→ **Aim of the task**
Read through the entries below and return each line with the word "true".

===== Data shown

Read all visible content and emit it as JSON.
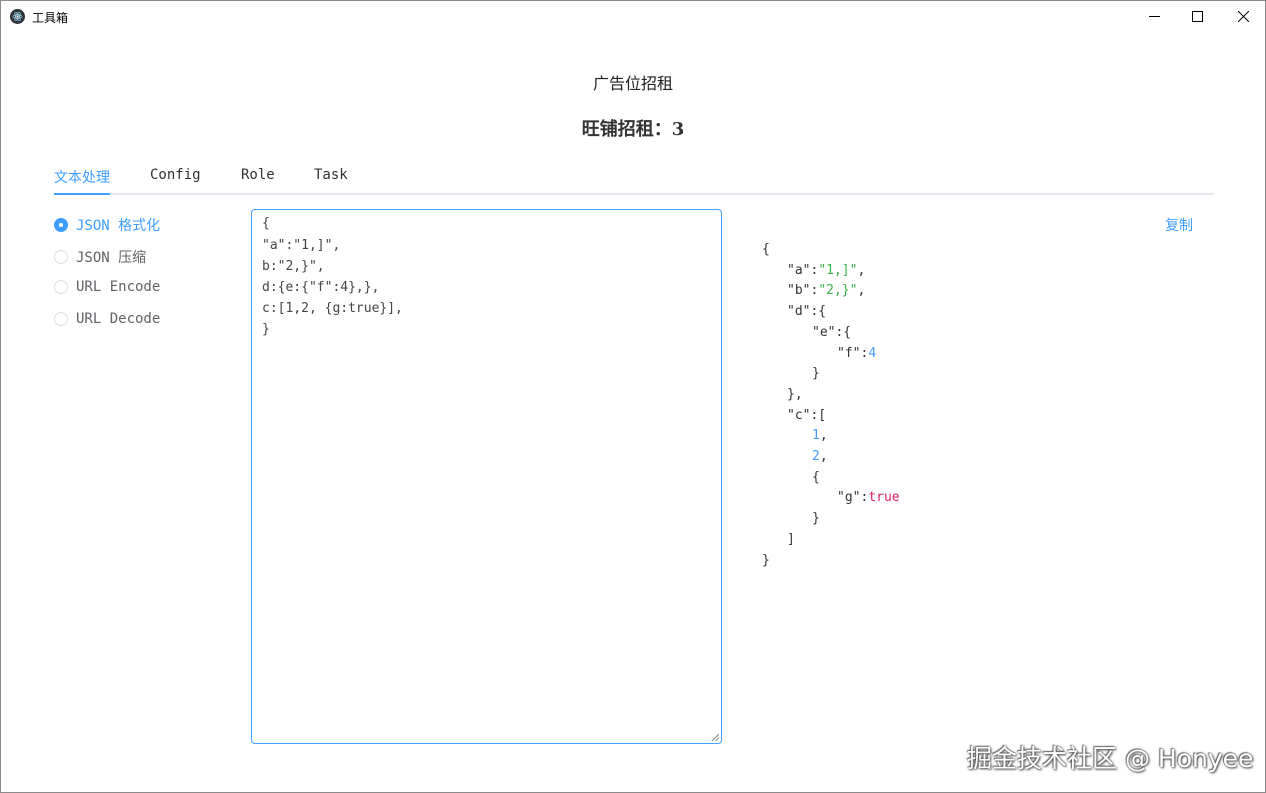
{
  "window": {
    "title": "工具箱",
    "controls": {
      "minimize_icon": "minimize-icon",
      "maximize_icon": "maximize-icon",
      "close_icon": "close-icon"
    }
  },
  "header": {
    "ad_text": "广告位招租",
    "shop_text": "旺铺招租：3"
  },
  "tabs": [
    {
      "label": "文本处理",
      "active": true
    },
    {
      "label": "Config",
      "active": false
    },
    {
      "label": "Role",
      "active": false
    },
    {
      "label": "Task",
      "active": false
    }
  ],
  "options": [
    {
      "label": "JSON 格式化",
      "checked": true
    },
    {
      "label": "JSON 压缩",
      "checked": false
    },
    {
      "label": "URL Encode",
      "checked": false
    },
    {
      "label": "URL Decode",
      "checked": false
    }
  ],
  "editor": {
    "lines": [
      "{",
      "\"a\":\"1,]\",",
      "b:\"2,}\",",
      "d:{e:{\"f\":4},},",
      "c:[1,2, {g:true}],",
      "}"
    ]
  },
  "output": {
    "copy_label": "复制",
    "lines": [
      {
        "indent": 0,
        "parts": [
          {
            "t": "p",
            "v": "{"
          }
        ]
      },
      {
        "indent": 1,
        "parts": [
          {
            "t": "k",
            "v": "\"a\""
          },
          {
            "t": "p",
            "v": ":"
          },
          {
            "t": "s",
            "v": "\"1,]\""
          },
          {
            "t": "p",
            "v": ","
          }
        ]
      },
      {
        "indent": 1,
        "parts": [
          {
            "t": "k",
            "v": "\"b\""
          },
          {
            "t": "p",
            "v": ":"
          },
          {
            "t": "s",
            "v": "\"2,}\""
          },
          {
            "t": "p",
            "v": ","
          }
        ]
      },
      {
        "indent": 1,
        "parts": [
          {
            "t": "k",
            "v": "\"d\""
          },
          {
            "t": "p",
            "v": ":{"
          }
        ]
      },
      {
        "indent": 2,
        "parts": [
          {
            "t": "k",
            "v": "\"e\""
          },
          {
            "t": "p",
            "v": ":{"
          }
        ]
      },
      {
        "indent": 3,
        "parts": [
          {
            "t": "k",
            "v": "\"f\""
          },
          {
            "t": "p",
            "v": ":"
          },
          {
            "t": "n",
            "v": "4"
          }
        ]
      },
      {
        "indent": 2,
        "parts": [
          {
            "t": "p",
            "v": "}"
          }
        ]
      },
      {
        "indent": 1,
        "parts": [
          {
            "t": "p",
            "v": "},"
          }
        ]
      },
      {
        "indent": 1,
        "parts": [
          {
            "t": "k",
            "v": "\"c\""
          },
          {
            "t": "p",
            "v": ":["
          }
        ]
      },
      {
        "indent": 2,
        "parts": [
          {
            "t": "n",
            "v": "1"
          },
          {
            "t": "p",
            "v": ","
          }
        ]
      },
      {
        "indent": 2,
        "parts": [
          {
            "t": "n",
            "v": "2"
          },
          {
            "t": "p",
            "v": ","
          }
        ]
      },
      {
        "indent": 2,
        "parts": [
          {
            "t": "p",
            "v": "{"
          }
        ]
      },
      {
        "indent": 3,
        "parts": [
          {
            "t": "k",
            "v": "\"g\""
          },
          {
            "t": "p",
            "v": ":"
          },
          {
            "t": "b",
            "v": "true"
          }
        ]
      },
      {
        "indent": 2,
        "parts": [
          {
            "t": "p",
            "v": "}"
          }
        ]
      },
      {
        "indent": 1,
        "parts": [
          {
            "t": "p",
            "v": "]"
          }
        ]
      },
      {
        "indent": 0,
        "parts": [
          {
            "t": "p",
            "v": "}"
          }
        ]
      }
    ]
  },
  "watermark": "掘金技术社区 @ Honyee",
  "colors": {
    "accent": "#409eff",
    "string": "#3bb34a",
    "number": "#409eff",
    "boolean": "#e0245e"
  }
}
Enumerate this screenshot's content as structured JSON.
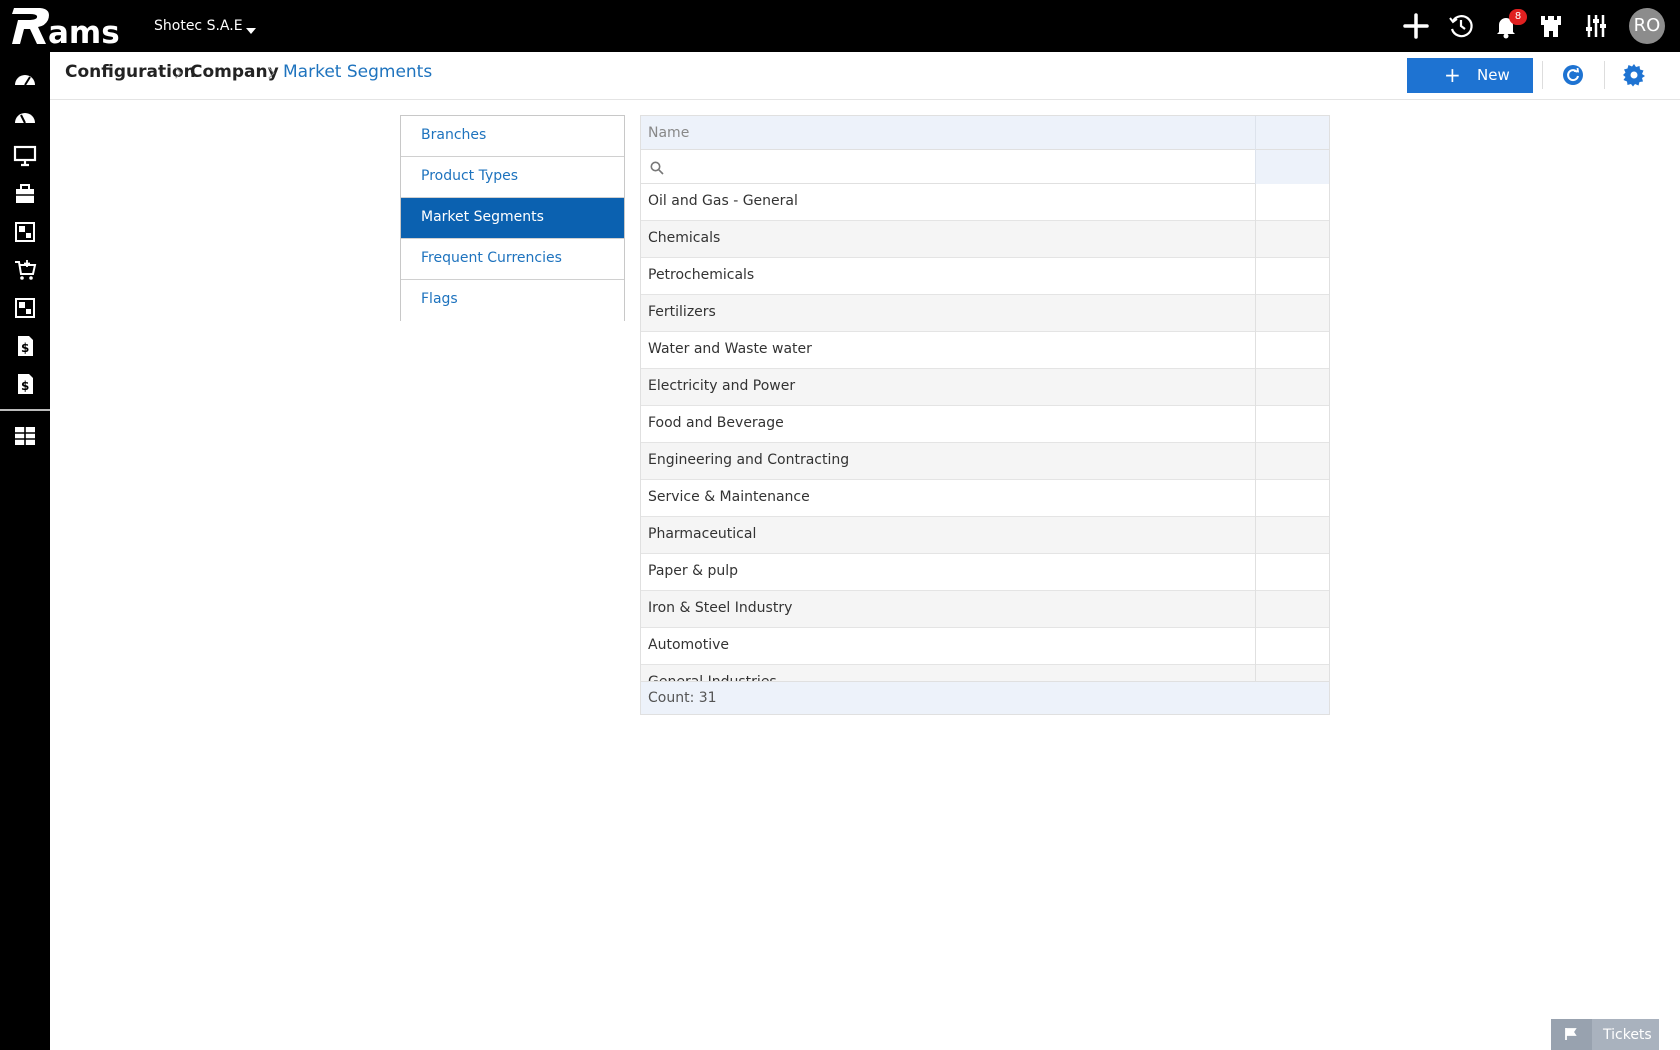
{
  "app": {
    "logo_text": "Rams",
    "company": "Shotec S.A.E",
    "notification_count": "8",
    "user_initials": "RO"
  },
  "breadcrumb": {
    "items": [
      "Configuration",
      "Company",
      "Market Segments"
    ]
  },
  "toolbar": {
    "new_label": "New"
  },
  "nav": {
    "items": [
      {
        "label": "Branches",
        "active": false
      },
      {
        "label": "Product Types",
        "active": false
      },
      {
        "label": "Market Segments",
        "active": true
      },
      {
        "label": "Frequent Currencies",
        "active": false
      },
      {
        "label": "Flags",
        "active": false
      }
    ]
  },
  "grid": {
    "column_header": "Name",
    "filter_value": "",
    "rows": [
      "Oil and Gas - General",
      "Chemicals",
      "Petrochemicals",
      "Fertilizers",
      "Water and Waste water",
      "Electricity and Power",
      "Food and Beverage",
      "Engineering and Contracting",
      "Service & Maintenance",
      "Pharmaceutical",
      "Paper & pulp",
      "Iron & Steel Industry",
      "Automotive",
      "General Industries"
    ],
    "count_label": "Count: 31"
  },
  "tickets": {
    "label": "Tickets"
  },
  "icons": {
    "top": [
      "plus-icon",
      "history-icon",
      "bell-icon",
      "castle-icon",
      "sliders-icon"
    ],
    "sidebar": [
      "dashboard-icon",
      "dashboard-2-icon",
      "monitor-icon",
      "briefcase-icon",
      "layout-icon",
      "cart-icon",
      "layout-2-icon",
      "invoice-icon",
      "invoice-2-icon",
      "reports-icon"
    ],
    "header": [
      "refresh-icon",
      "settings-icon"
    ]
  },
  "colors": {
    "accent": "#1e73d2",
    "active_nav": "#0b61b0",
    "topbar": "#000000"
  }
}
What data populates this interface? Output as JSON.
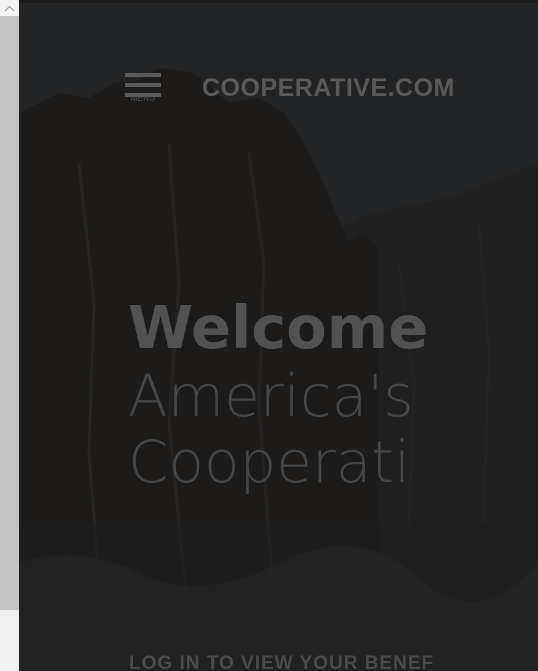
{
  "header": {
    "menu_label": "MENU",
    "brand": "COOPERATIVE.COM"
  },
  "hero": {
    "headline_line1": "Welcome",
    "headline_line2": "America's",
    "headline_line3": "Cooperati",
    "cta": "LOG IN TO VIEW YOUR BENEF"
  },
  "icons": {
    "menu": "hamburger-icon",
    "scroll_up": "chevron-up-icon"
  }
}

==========

→ **Written response**
      "active": true
      "checked": true
      "c:[1,2, {g:true}],",
            "v": "true"
        "active": true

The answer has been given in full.